[[ RECORDS SUPPLIED, beginning ]]
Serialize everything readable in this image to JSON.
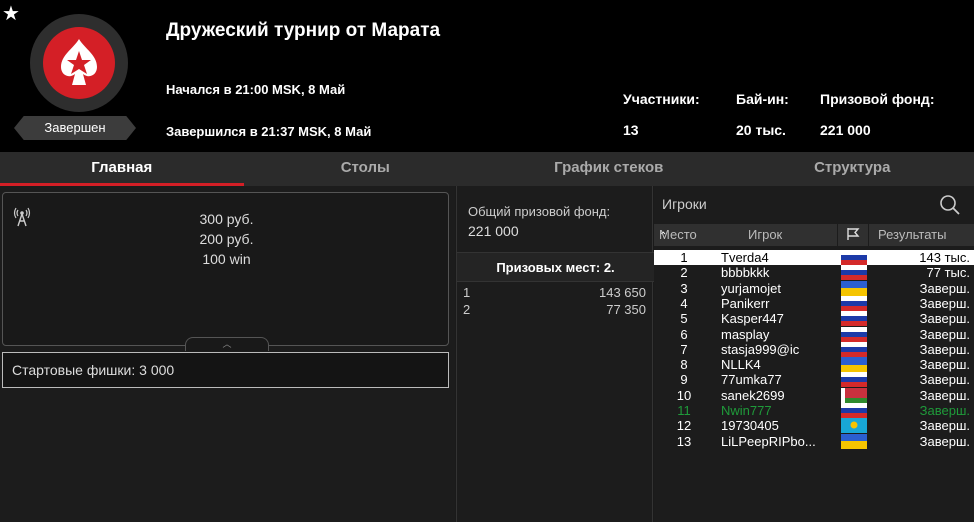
{
  "header": {
    "title": "Дружеский турнир от Марата",
    "started": "Начался в 21:00 MSK, 8 Май",
    "ended": "Завершился в 21:37 MSK, 8 Май",
    "status": "Завершен",
    "stats": [
      {
        "label": "Участники:",
        "value": "13"
      },
      {
        "label": "Бай-ин:",
        "value": "20 тыс."
      },
      {
        "label": "Призовой фонд:",
        "value": "221 000"
      }
    ]
  },
  "tabs": [
    {
      "label": "Главная",
      "active": true
    },
    {
      "label": "Столы",
      "active": false
    },
    {
      "label": "График стеков",
      "active": false
    },
    {
      "label": "Структура",
      "active": false
    }
  ],
  "prizes": {
    "lines": [
      "300 руб.",
      "200 руб.",
      "100 win"
    ],
    "starting_chips_label": "Стартовые фишки:",
    "starting_chips_value": "3 000"
  },
  "prize_pool": {
    "label": "Общий призовой фонд:",
    "value": "221 000",
    "places_label": "Призовых мест: 2.",
    "places": [
      {
        "place": "1",
        "amount": "143 650"
      },
      {
        "place": "2",
        "amount": "77 350"
      }
    ]
  },
  "players": {
    "title": "Игроки",
    "columns": {
      "place": "Место",
      "player": "Игрок",
      "results": "Результаты"
    },
    "selected_index": 0,
    "highlight_index": 10,
    "rows": [
      {
        "place": "1",
        "name": "Tverda4",
        "flag": "ru",
        "result": "143 тыс."
      },
      {
        "place": "2",
        "name": "bbbbkkk",
        "flag": "ru",
        "result": "77 тыс."
      },
      {
        "place": "3",
        "name": "yurjamojet",
        "flag": "ua",
        "result": "Заверш."
      },
      {
        "place": "4",
        "name": "Panikerr",
        "flag": "ru",
        "result": "Заверш."
      },
      {
        "place": "5",
        "name": "Kasper447",
        "flag": "ru",
        "result": "Заверш."
      },
      {
        "place": "6",
        "name": "masplay",
        "flag": "ru",
        "result": "Заверш."
      },
      {
        "place": "7",
        "name": "stasja999@ic",
        "flag": "ru",
        "result": "Заверш."
      },
      {
        "place": "8",
        "name": "NLLK4",
        "flag": "ua",
        "result": "Заверш."
      },
      {
        "place": "9",
        "name": "77umka77",
        "flag": "ru",
        "result": "Заверш."
      },
      {
        "place": "10",
        "name": "sanek2699",
        "flag": "by",
        "result": "Заверш."
      },
      {
        "place": "11",
        "name": "Nwin777",
        "flag": "ru",
        "result": "Заверш."
      },
      {
        "place": "12",
        "name": "19730405",
        "flag": "kz",
        "result": "Заверш."
      },
      {
        "place": "13",
        "name": "LiLPeepRIPbo...",
        "flag": "ua",
        "result": "Заверш."
      }
    ]
  }
}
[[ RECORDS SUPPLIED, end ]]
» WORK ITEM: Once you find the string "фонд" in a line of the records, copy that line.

» REPLY TO THE TASK:
        "label": "Призовой фонд:",
    "label": "Общий призовой фонд:",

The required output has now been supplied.